We cannot have a more suitable partner than the Maldives in realising this vision and for cooperating to benefit from the Blue Economy. Because we are maritime neighbours. Because we are friends.And there is no one big or small, strong or weak among friends. The foundation of a peaceful and prosperous neighbourhood rests on trust, goodwill and cooperation. And this trust emanates from the faith that we would be sensitive to each other’s concerns and interests. So that both of us can enjoy more prosperity and more security.
It is possible only when our mutual trust and confidence are strong not only in good times, but also during difficulties.
“VasudhaivKutumbakam” is both our philosophy and policy. It means that the whole world is but one family. The greatest man of our age, Mahatma Gandhi had said “There is no limit to extending our services to our neighbours”.India has always shared her achievements with the world and especially with her neighbours. Therefore, our development partnerships are to empower people, and not to weaken them. Nor to enhance their dependence on us. Nor indeed to impose the impossible burden of debt on the shoulders of generations yet to come.
This is a time of complex transitions, full of challenges. However, challenges also bring opportunities. Today, Maldives and India have the opportunity:
● to set an ideal for the world of being good neighbours and friends;
● to usher prosperity through our cooperation so that the economic, social and political aspirations of our people are fulfilled;
● to work together for ensuring stability, peace and security in our region;
● to ensure the security of the world’s most important sea lane;
● to defeat terrorism;
● to keep the forces that nurture terrorism and extremism away from our shores;
● to bring about necessary changes for a healthy and clean environment.
History and our people would expect us to make full use of these opportunities and not to let go of them.
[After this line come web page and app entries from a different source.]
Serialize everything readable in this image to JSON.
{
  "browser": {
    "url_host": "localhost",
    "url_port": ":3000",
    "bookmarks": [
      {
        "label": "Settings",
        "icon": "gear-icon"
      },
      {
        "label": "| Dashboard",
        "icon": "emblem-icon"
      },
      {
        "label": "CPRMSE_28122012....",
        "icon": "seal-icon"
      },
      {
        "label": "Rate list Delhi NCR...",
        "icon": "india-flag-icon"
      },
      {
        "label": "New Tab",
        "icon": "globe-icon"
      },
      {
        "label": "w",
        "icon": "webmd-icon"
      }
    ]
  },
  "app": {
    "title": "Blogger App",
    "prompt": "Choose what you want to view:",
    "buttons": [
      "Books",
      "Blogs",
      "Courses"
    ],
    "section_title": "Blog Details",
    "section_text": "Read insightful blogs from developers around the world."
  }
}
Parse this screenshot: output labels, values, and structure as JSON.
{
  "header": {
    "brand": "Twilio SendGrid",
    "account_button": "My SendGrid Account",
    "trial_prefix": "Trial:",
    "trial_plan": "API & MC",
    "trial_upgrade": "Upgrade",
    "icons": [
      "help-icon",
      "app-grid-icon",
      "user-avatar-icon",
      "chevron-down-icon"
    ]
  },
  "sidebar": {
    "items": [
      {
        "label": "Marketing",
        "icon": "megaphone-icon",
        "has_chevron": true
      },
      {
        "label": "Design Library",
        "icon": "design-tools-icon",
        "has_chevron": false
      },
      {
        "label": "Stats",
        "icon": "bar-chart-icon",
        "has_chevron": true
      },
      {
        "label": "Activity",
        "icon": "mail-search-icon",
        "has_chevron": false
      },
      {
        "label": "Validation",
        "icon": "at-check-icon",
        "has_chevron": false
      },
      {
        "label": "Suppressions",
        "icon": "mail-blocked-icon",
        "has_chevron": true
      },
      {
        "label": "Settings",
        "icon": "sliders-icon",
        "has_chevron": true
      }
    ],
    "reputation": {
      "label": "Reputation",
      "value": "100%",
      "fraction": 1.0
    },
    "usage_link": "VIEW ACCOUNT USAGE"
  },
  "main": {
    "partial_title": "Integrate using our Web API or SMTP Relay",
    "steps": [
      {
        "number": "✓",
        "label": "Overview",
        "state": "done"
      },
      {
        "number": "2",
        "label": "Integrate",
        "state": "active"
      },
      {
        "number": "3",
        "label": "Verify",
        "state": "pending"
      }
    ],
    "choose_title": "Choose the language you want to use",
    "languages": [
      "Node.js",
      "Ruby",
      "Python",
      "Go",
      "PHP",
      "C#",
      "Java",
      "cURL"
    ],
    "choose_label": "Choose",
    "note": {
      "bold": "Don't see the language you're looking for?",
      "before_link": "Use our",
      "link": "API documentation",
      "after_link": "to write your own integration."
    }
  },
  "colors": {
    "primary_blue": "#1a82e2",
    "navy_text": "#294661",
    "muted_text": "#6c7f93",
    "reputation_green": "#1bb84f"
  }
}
India is firmly resolved to cooperate fully in these efforts, and also to deepen its invaluable friendship with Maldives.I reiterate to you this solemn pledge today.
I thank you once again for the privilege you accorded to me to be amongst you and the honour that you bestowed on me. I thank you for your friendship.
Thank you very much.